Gerard Van Der Leun, who has labored in the fields of the Mainstream Media more than most of us, explains the silence around the Eason Jordan Affair:
To take on an Eason Jordan and expose him would be a noble thing for a major journalist to do, but it would also put a large check mark against his name on the Unwritten Blacklist as a traitor. Even if Jordan were brought down, especially if Jordan were brought down, the journalists behind it would find their chances for other lucrative job offers, for advancement, and for invitations to all the right parties in New York, Washinton, and the Hamptons severely curtailed. Their actions against an Eason Jordan would be quietly noted by those in hiring and assignment positions higher up the media food chain. After all, to take on one is to take on all.

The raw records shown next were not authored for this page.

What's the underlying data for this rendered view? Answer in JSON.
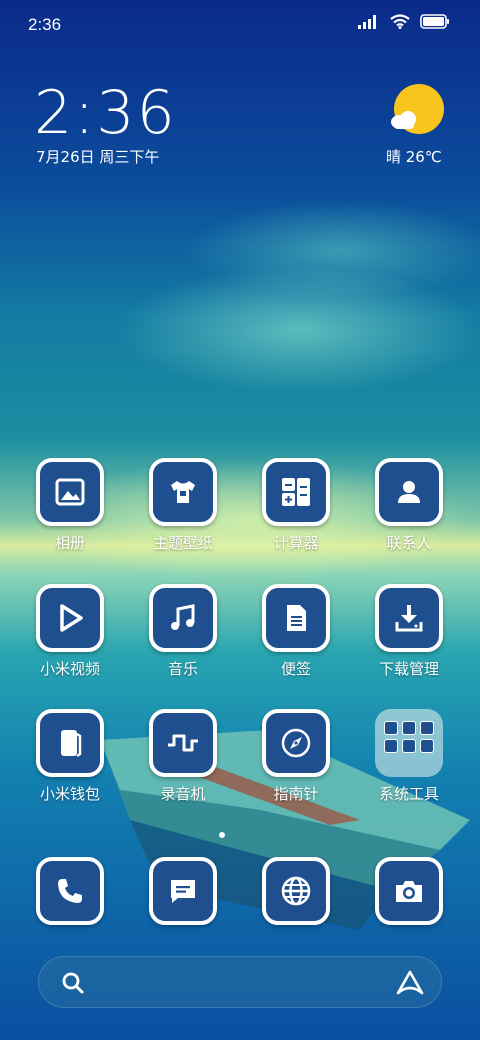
{
  "status_bar": {
    "time": "2:36",
    "icons": [
      "signal-icon",
      "wifi-icon",
      "battery-icon"
    ]
  },
  "clock_widget": {
    "time": "2:36",
    "date": "7月26日 周三下午"
  },
  "weather_widget": {
    "icon": "partly-sunny-icon",
    "text": "晴 26℃"
  },
  "apps": [
    {
      "label": "相册",
      "icon": "gallery-icon"
    },
    {
      "label": "主题壁纸",
      "icon": "tshirt-icon"
    },
    {
      "label": "计算器",
      "icon": "calculator-icon"
    },
    {
      "label": "联系人",
      "icon": "contacts-icon"
    },
    {
      "label": "小米视频",
      "icon": "play-icon"
    },
    {
      "label": "音乐",
      "icon": "music-icon"
    },
    {
      "label": "便签",
      "icon": "notes-icon"
    },
    {
      "label": "下载管理",
      "icon": "download-icon"
    },
    {
      "label": "小米钱包",
      "icon": "wallet-icon"
    },
    {
      "label": "录音机",
      "icon": "recorder-icon"
    },
    {
      "label": "指南针",
      "icon": "compass-icon"
    },
    {
      "label": "系统工具",
      "icon": "folder-icon"
    }
  ],
  "dock": [
    {
      "icon": "phone-icon"
    },
    {
      "icon": "message-icon"
    },
    {
      "icon": "browser-icon"
    },
    {
      "icon": "camera-icon"
    }
  ],
  "search_bar": {
    "left_icon": "search-icon",
    "right_icon": "assistant-icon"
  },
  "colors": {
    "icon_tile": "#1f4f8f",
    "icon_border": "#ffffff",
    "sun": "#f7c51e"
  }
}
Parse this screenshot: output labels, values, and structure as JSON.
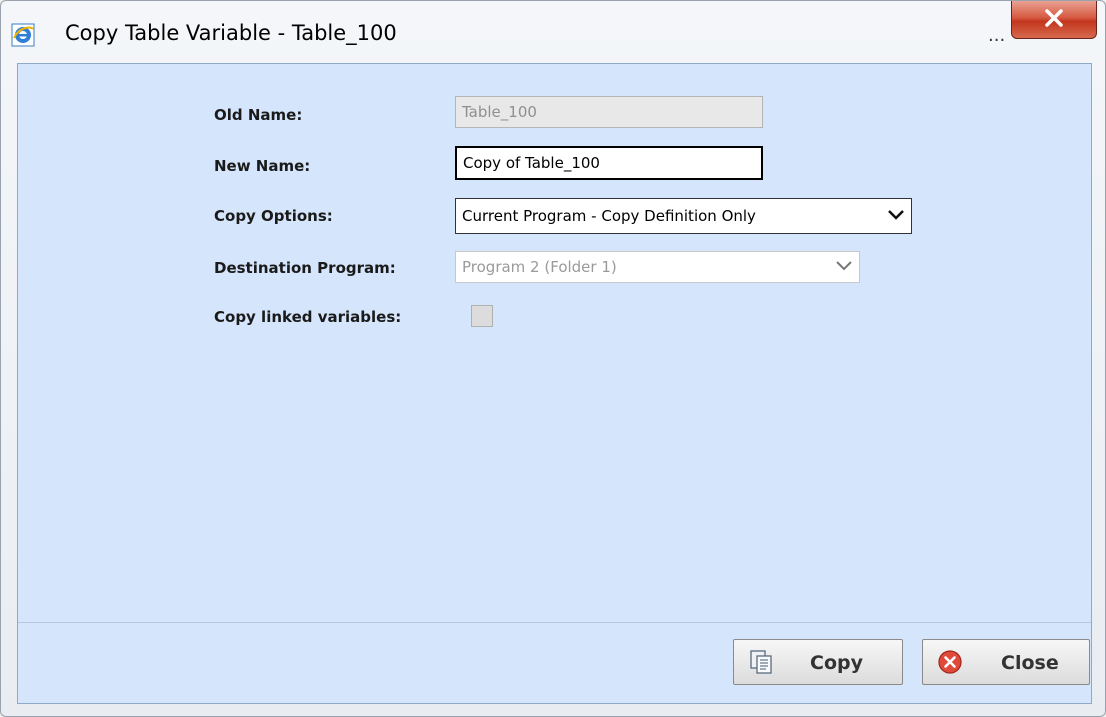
{
  "window": {
    "title": "Copy Table Variable - Table_100",
    "ellipsis": "...",
    "close_glyph": "X",
    "title_icon": "ie-icon"
  },
  "form": {
    "old_name_label": "Old Name:",
    "old_name_value": "Table_100",
    "new_name_label": "New Name:",
    "new_name_value": "Copy of Table_100",
    "copy_options_label": "Copy Options:",
    "copy_options_value": "Current Program - Copy Definition Only",
    "destination_label": "Destination Program:",
    "destination_value": "Program 2 (Folder 1)",
    "copy_linked_label": "Copy linked variables:",
    "copy_linked_checked": false
  },
  "buttons": {
    "copy_label": "Copy",
    "copy_icon": "copy-icon",
    "close_label": "Close",
    "close_icon": "close-circle-icon"
  },
  "colors": {
    "content_bg": "#d5e5fb",
    "close_red": "#c2361d"
  }
}
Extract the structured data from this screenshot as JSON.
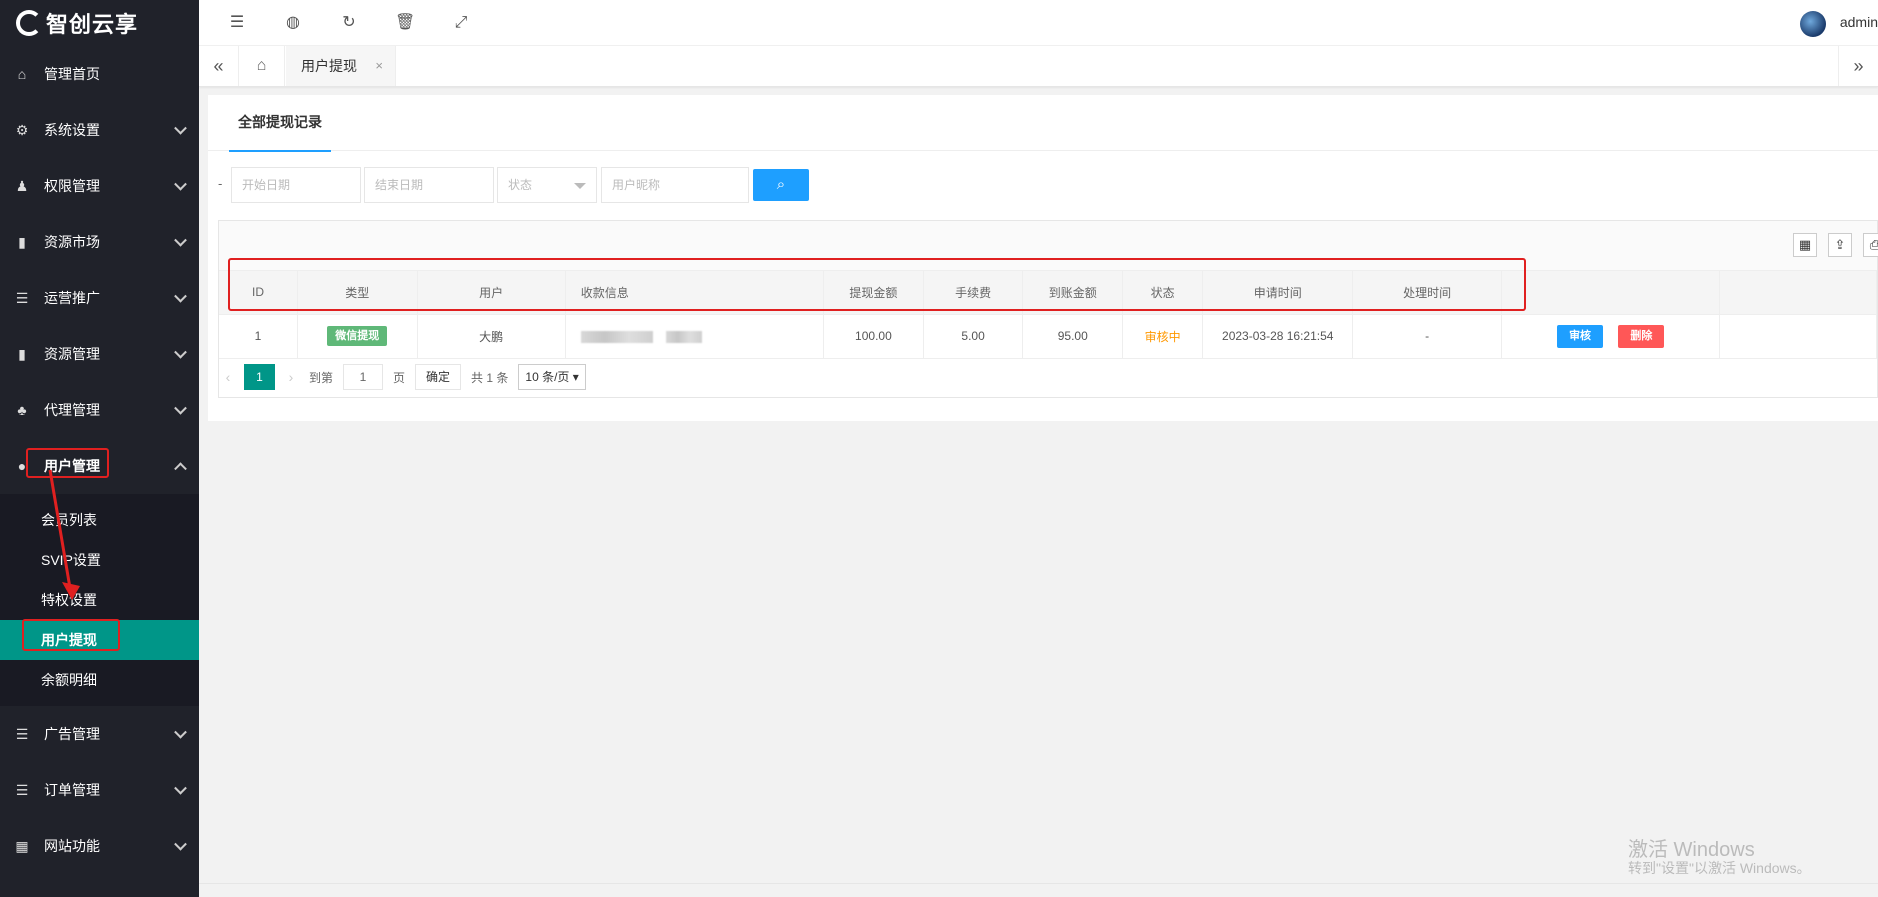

It used to be the case that if you “struck at a prince” you had to be sure to kill him. Things are not that simple in the upper realms of the unelected powerbrokers of MSM. Now if you strike at a prince you have to kill all the others around them. Unless, of course, you don’t care about appearing on cable news shows to sooth your vanity and pump your book, or care about landing that book deal to begin with, or care about someday having a show of your own, or care about advancing at your institution or receiving a better offer from another newspaper, magazine, television network. Strike at someone like Eason Jordon and all these things will, somehow, just not be offered to you.